Nov 13, 2017 - 05:41 PM
Here you don’t have the budget to “spend as much as possible,” and you’re keen on getting a reasonable return on investment reasonably quickly, and you can’t just “spend to acquire the data.”
Here’s my way.
(Tune the exact numbers below if you disagree with my assumptions, but the process should be valid for anyone interested in chasing profits with a small budget.)
LTV = MRR x 20
MRR (Monthly Recurring Revenue) is the amount you charge a customer every month. Actually, it’s the average amount for all customers, which is typically a mixture of different quantities of customers at different tiers, special add-ons, etc..

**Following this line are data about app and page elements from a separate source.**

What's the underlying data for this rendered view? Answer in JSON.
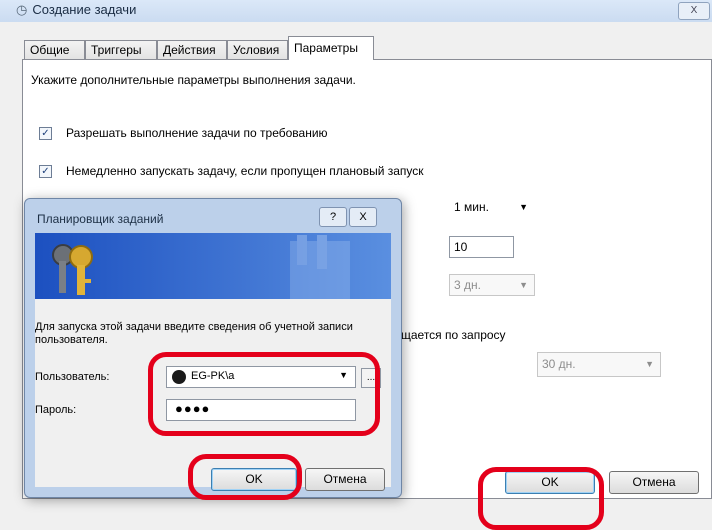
{
  "window": {
    "title": "Создание задачи",
    "close_label": "X"
  },
  "tabs": [
    "Общие",
    "Триггеры",
    "Действия",
    "Условия",
    "Параметры"
  ],
  "active_tab": "Параметры",
  "panel": {
    "description": "Укажите дополнительные параметры выполнения задачи.",
    "check_on_demand": "Разрешать выполнение задачи по требованию",
    "check_run_missed": "Немедленно запускать задачу, если пропущен плановый запуск",
    "combo_restart_interval": "1 мин.",
    "input_attempts": "10",
    "combo_stop_after": "3 дн.",
    "partial_text": "щается по запросу",
    "combo_delete_after": "30 дн."
  },
  "buttons": {
    "ok": "OK",
    "cancel": "Отмена"
  },
  "dialog": {
    "title": "Планировщик заданий",
    "help_label": "?",
    "close_label": "X",
    "prompt": "Для запуска этой задачи введите сведения об учетной записи пользователя.",
    "user_label": "Пользователь:",
    "user_value": "EG-PK\\a",
    "browse_label": "...",
    "password_label": "Пароль:",
    "password_mask": "●●●●",
    "ok": "OK",
    "cancel": "Отмена"
  },
  "check_mark": "✓",
  "dropdown_arrow": "▼",
  "colors": {
    "highlight_ring": "#e4001b",
    "dialog_frame": "#bcd0ea",
    "banner_blue": "#3a6fd0"
  }
}
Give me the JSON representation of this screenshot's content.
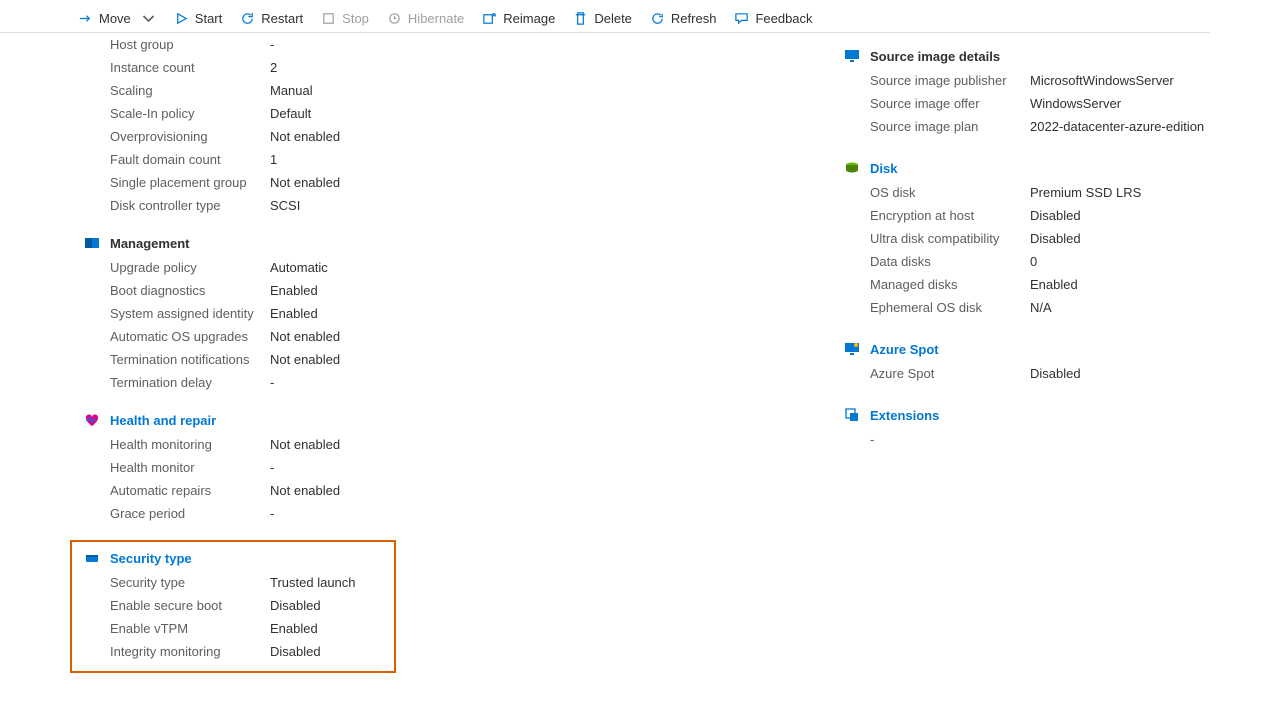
{
  "toolbar": {
    "move": "Move",
    "start": "Start",
    "restart": "Restart",
    "stop": "Stop",
    "hibernate": "Hibernate",
    "reimage": "Reimage",
    "delete": "Delete",
    "refresh": "Refresh",
    "feedback": "Feedback"
  },
  "left": {
    "top": {
      "host_group": {
        "l": "Host group",
        "v": "-"
      },
      "instance_count": {
        "l": "Instance count",
        "v": "2"
      },
      "scaling": {
        "l": "Scaling",
        "v": "Manual"
      },
      "scalein": {
        "l": "Scale-In policy",
        "v": "Default"
      },
      "overprov": {
        "l": "Overprovisioning",
        "v": "Not enabled"
      },
      "faultdomain": {
        "l": "Fault domain count",
        "v": "1"
      },
      "spg": {
        "l": "Single placement group",
        "v": "Not enabled"
      },
      "dct": {
        "l": "Disk controller type",
        "v": "SCSI"
      }
    },
    "management": {
      "title": "Management",
      "upgrade": {
        "l": "Upgrade policy",
        "v": "Automatic"
      },
      "bootdiag": {
        "l": "Boot diagnostics",
        "v": "Enabled"
      },
      "sysid": {
        "l": "System assigned identity",
        "v": "Enabled"
      },
      "autoos": {
        "l": "Automatic OS upgrades",
        "v": "Not enabled"
      },
      "termnotif": {
        "l": "Termination notifications",
        "v": "Not enabled"
      },
      "termdelay": {
        "l": "Termination delay",
        "v": "-"
      }
    },
    "health": {
      "title": "Health and repair",
      "monitoring": {
        "l": "Health monitoring",
        "v": "Not enabled"
      },
      "monitor": {
        "l": "Health monitor",
        "v": "-"
      },
      "repairs": {
        "l": "Automatic repairs",
        "v": "Not enabled"
      },
      "grace": {
        "l": "Grace period",
        "v": "-"
      }
    },
    "security": {
      "title": "Security type",
      "sectype": {
        "l": "Security type",
        "v": "Trusted launch"
      },
      "secureboot": {
        "l": "Enable secure boot",
        "v": "Disabled"
      },
      "vtpm": {
        "l": "Enable vTPM",
        "v": "Enabled"
      },
      "integrity": {
        "l": "Integrity monitoring",
        "v": "Disabled"
      }
    }
  },
  "right": {
    "image": {
      "title": "Source image details",
      "publisher": {
        "l": "Source image publisher",
        "v": "MicrosoftWindowsServer"
      },
      "offer": {
        "l": "Source image offer",
        "v": "WindowsServer"
      },
      "plan": {
        "l": "Source image plan",
        "v": "2022-datacenter-azure-edition"
      }
    },
    "disk": {
      "title": "Disk",
      "osdisk": {
        "l": "OS disk",
        "v": "Premium SSD LRS"
      },
      "enc": {
        "l": "Encryption at host",
        "v": "Disabled"
      },
      "ultra": {
        "l": "Ultra disk compatibility",
        "v": "Disabled"
      },
      "datadisks": {
        "l": "Data disks",
        "v": "0"
      },
      "managed": {
        "l": "Managed disks",
        "v": "Enabled"
      },
      "ephemeral": {
        "l": "Ephemeral OS disk",
        "v": "N/A"
      }
    },
    "spot": {
      "title": "Azure Spot",
      "spot": {
        "l": "Azure Spot",
        "v": "Disabled"
      }
    },
    "extensions": {
      "title": "Extensions",
      "placeholder": "-"
    }
  }
}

LTV (Life-Time Value) is the total amount of money you expect to collect from a customer over their entire tenure with your company. In general you compute this as simply “MRR x [expected months]” meaning the average number of months a customer sticks with you. Some customers cancel in one month, some cancel in a year, some in five years, and some never cancel! So it can be difficult to compute LTV accurately for small companies, and impossible to know for young companies (where e.g. five years hasn’t elapsed yet to see exactly how many customer stuck it out that long).
If you do have data, here’s my deep dive on cancellation rates and LTV.
But since you don’t, in my experience (and in a non-scientific survey of some of the 100 startups currently officing at the fabulously Capital Factory co-working space in Austin), a good pre-data rule of thumb is 20 months.
Here's the entire post from his blog (also covers the well funded startup case)